Still, the program’s commitment to a single typology and emphasis on technology create reasons to suspect that tall buildings are the most direct route to a sustainable and dignified future for humankind. By shepherding an ambitious series of Green New Deal design studios through nearly 100 universities over the past several years, Billy Fleming, director of the McHarg Center for Urbanism and Ecology at the University of Pennsylvania, is well-known for connecting pedagogy to the realities of policy and political economy. He told AN that the density derived from tall buildings is an “insufficient means of achieving any climate [and] social justice goals.”

a brochure for a class featuring rendering of two learning skyscrapers
Cover image of the M.TBVU brochure distributed online: Project entitled “CO2ngress Gateway Towers,” created by Kyle Bigart and Peter Binggeser as part of the IIT-CTBUH Tall Building Studio, and featured in the Chicago Architecture Foundation exhibit “Unseen City: Designs for a Future Chicago.” (© IIT/CTBUH)

Research from the International Journal of Urban and Regional Research indicates that the sustainability and induced carbon emissions of a development are determined less by the density of what’s built and more by the consumption habits of the population that lives there. And in many parts of the world, high-rises are built for and attract high-income people with consumption rates that entail much higher carbon emissions.

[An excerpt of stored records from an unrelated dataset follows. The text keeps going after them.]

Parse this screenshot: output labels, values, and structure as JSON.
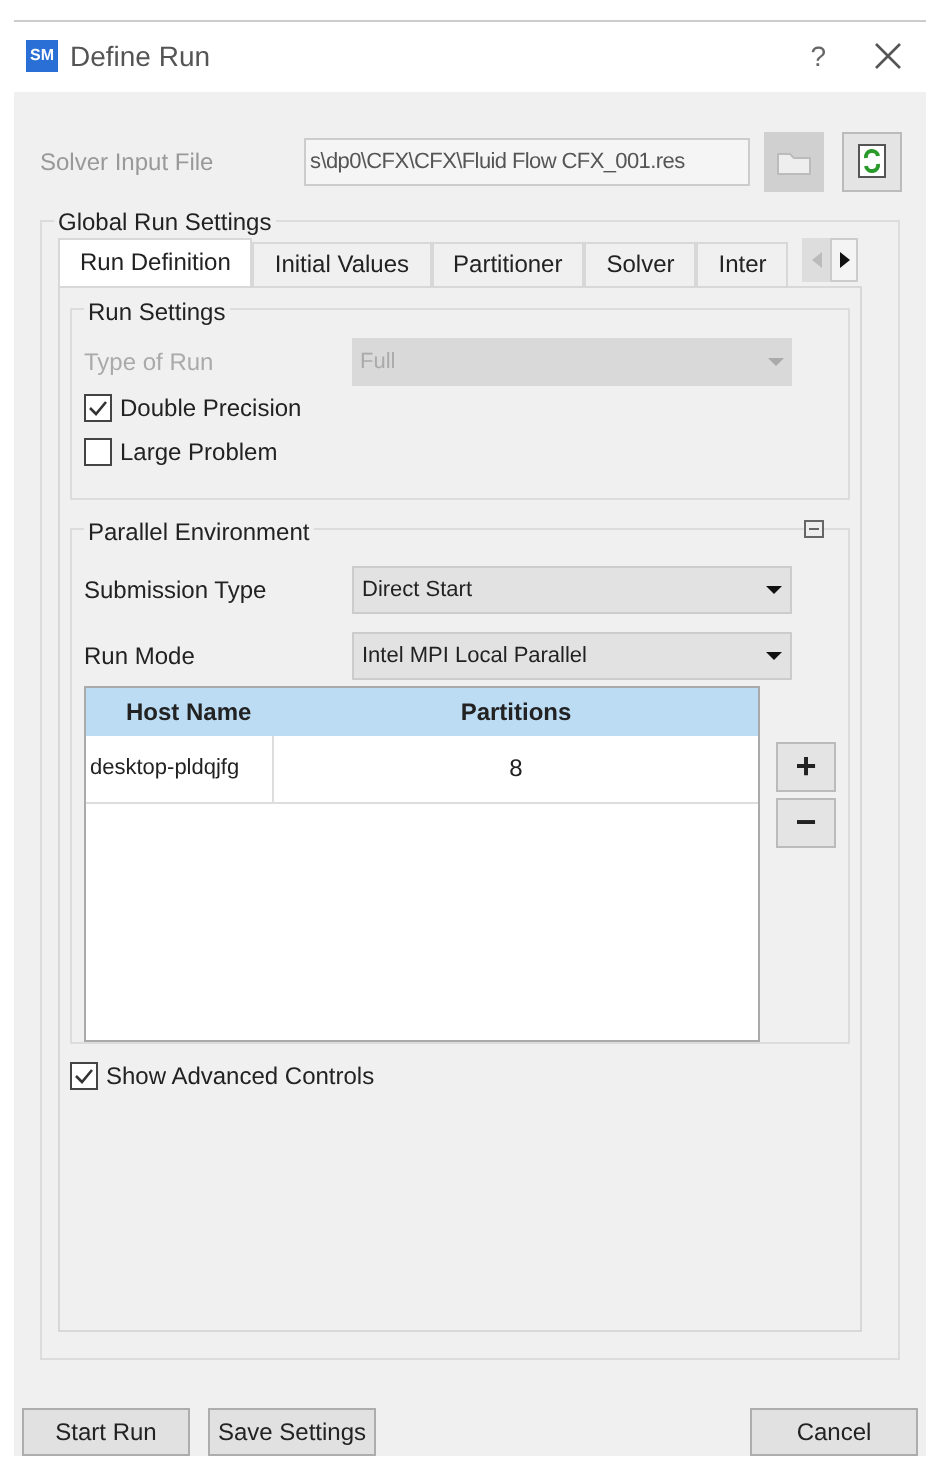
{
  "window": {
    "app_badge": "SM",
    "title": "Define Run",
    "help": "?"
  },
  "solver_input_file": {
    "label": "Solver Input File",
    "value": "s\\dp0\\CFX\\CFX\\Fluid Flow CFX_001.res",
    "disabled": true
  },
  "global_run_settings": {
    "title": "Global Run Settings",
    "tabs": [
      {
        "label": "Run Definition",
        "selected": true
      },
      {
        "label": "Initial Values",
        "selected": false
      },
      {
        "label": "Partitioner",
        "selected": false
      },
      {
        "label": "Solver",
        "selected": false
      },
      {
        "label": "Inter",
        "selected": false
      }
    ]
  },
  "run_settings": {
    "title": "Run Settings",
    "type_of_run": {
      "label": "Type of Run",
      "value": "Full",
      "disabled": true
    },
    "checkboxes": [
      {
        "label": "Double Precision",
        "checked": true
      },
      {
        "label": "Large Problem",
        "checked": false
      }
    ]
  },
  "parallel_environment": {
    "title": "Parallel Environment",
    "submission_type": {
      "label": "Submission Type",
      "value": "Direct Start"
    },
    "run_mode": {
      "label": "Run Mode",
      "value": "Intel MPI Local Parallel"
    },
    "table": {
      "columns": [
        "Host Name",
        "Partitions"
      ],
      "rows": [
        [
          "desktop-pldqjfg",
          "8"
        ]
      ]
    },
    "add": "+",
    "remove": "−"
  },
  "show_advanced_controls": {
    "label": "Show Advanced Controls",
    "checked": true
  },
  "buttons": [
    {
      "label": "Start Run",
      "kind": "left"
    },
    {
      "label": "Save Settings",
      "kind": "left"
    },
    {
      "label": "Cancel",
      "kind": "right"
    }
  ]
}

Policy determines how high-rises are built and who can access them, so the “risk is always that this kind of program, which is focused on technology, becomes viewed as a plug-and-play fix to the climate crisis,” said Fleming. Truly reassessing how tall buildings function is “less about structural engineering and more about how the political economy of the built environment works.”

Wood said that his nearly two decades of work with the CTBUH have brought him to the same conclusion. “I’ve been doing this for 16 years, and [the architects] agree,” he said. “But it has no impact, because the people that need to hear this message are the policy makers. It’s all about policy.” As the program matures, he hopes to attract a student body that can fine-tune policy recommendations and situate tall buildings within real-world constraints as expertly as formalists tinker with proportion and detailing and technological innovations alter performance and structural regimes. “The tall building needs to be a part of the city, including its infrastructure—parks, sidewalks—flipped vertically and connected,” said Wood.

“High-rises are not the only solution to the challenges of rapid urbanization,” Kroloff said. “They are part of the solution, and an important part of the solution. We would like to develop this program to make sure that this building type is steered toward, as often as possible, innovations that benefit people of every economic level and that make these buildings more environmentally sensitive and sustainable. How can we make tall buildings a tool to help alleviate economic hardship rather than becoming a defining example of why there is that hardship?”

Zach Mortice is a Chicago-based design journalist and critic, focused on architecture and landscape architecture’s relationship to public policy.